Indwelling urinary catheters are a commonly used invasive medical device within acute and non-acute settings in NHS Scotland. The second National Survey of the Prevalence of Hospital Acquired Infection (HAI) in Scotland 2011 identified that 19.
2% of patients surveyed had an indwelling urinary catheter. In this survey, Urinary Tract Infections (UTI) were identified as the most prevalent type of HAI at 22.6% in acute settings and 39% in non-acute settings . In September 2013 the Scottish Government released a Chief Executive Letter (CEL 19) which identified Catheter Associated Urinary Tract Infection (CAUTI) as one of the nine Points of Care Priorities within the Scottish Patient Safety Programme, with the aim of reducing CAUTI by 30% by end of December 2015 measured against a national definition . This quality improvement project saw the development, testing and introduction within NHS Tayside of an evidenced based bundle of care. This was to standardise and drive quality care delivery for the insertion and maintenance of urethral urinary catheters with the intention of reducing catheter associated urinary tract infections in our patients. Data collection tools and data reporting mechanisms were also developed, tested and introduced using a national CAUTI definition to capture data for improvement and local and national reporting of progress.
BMJ quality improvement reports. 2015 Sep 11*** epublish ***
Mandy Tatham, Gill Macfarlane, Morag MacRae, Vicki Tully, Karen Craig

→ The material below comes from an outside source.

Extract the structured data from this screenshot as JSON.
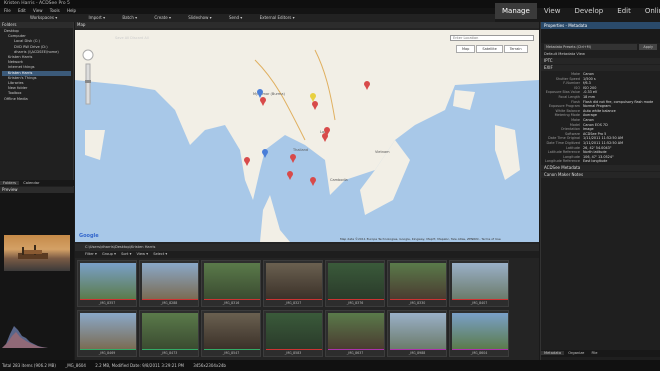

NHS Tayside, Scotland., NHS Tayside, Scotland., NHS Tayside, Scotland., NHS Tayside, Scotland., NHS Tayside, Scotland.